The warning by forecasters, issued by the National Weather Service's Storm Prediction Center in Norman, Okla., predicted a "major severe weather outbreak" on Monday over parts of northwest Texas and western and central Oklahoma, including a series of "potentially long-track and violent" tornadoes.
By Monday evening, scattered tornadoes briefly touched down in largely rural areas in southwest and north-central Oklahoma, causing some damage but no reported injuries or fatalities. The new concern became severe flooding as a long line of sluggish storms moved east across the state and dumped heavy rainfall.
In the north-central part of the state, local television crews captured images of twin tornadoes in a rural region near the small town of Crescent. In the southwestern corner of the state near the Texas border, a tornado appeared to strike some homes near Mangum, a town of 3,000 more than 150 miles from Oklahoma City.
National Weather Service forecasters posted a message on Twitter shortly after 5 p.m., warning about the tornado near Mangum. "Take cover NOW!" a forecaster wrote.
Later in the evening, forecasters issued a tornado watch until 5 a.m. Tuesday for nearly 3 million people in Oklahoma and Texas, saying the potential remained for lime-size hail and strong tornadoes.
The Storm Prediction Center took the rare step of announcing a "high risk" zone for potentially catastrophic tornadoes, the first time in two years that the center had designated such an area. Numerous cities and towns were placed in the high-risk zone, including the Texas towns of Childress, Haskell and Snyder, as well as Oklahoma City, Norman, Lawton and Moore in Oklahoma.
In 2013, a deadly tornado devastated Moore, a suburb of Oklahoma City, destroying an elementary school and killing several students. It carved a destructive path for 17 miles and killed 24 people, including 10 children.
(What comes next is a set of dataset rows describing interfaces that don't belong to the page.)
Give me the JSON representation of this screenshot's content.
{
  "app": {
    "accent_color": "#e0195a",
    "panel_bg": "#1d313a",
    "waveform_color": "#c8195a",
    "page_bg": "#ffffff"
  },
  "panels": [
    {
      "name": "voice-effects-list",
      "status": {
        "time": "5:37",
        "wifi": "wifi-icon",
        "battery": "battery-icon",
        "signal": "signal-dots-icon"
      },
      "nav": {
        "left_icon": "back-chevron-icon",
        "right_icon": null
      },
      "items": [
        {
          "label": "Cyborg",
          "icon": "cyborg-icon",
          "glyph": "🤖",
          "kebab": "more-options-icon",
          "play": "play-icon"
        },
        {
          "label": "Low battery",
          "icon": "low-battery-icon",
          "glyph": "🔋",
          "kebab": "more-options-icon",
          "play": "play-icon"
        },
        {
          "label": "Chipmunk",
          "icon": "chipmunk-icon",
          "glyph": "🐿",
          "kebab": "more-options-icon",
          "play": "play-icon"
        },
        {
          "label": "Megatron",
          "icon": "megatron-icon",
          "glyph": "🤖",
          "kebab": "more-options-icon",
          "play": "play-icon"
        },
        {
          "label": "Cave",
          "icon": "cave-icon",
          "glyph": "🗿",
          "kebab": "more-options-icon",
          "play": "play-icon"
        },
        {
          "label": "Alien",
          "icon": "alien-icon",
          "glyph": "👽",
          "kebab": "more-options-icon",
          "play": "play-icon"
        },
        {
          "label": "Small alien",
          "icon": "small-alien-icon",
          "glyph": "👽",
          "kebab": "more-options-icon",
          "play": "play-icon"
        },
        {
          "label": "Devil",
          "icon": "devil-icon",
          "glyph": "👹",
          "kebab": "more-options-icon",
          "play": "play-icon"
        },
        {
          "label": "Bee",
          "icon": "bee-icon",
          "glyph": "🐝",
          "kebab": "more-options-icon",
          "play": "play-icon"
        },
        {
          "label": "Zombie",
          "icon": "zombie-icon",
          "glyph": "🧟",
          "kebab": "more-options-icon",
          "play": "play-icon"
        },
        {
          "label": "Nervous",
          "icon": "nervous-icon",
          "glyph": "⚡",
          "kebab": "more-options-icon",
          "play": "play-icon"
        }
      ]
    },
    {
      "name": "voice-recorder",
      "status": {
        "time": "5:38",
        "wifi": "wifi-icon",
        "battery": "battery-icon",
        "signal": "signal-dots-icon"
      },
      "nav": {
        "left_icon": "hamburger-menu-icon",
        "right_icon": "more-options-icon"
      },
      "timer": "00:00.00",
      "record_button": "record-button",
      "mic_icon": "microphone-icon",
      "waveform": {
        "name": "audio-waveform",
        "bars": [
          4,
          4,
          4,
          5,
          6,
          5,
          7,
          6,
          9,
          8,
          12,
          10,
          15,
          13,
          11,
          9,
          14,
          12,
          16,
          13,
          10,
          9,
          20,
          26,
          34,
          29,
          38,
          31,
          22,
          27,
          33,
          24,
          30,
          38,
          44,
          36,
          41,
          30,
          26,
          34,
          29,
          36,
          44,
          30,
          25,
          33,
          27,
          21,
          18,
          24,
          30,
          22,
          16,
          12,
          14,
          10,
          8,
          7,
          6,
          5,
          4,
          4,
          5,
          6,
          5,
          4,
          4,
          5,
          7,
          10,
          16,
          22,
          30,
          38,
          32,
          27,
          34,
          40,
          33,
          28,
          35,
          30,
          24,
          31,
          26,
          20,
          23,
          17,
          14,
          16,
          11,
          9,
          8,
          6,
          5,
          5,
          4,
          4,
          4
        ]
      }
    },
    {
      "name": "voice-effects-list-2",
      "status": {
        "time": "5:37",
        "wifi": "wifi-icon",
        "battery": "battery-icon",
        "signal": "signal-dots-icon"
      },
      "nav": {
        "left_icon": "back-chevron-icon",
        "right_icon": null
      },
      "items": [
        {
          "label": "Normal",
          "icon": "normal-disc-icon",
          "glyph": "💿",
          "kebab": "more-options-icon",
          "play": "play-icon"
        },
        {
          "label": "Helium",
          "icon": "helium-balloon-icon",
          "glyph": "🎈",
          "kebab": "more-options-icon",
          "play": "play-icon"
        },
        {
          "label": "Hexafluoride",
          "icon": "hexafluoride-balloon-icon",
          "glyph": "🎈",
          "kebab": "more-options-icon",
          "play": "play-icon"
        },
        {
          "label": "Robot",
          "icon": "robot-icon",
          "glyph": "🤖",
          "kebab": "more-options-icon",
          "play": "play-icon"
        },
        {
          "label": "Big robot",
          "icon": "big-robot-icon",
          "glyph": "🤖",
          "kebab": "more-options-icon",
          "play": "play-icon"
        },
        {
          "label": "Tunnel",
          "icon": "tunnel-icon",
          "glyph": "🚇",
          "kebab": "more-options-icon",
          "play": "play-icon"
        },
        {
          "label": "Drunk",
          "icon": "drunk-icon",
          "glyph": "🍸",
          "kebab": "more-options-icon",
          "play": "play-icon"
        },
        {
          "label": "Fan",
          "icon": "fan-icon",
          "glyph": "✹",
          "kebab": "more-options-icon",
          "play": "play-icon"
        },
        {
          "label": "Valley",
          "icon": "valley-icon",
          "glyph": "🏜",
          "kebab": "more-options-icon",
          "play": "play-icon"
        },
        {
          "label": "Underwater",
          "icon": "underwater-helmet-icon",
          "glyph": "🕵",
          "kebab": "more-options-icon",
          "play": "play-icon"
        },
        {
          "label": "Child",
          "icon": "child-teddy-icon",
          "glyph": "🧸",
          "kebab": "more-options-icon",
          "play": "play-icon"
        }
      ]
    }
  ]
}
Monday's warning was particularly ominous for residents of Moore: It was the six-year anniversary of the 2013 tornado.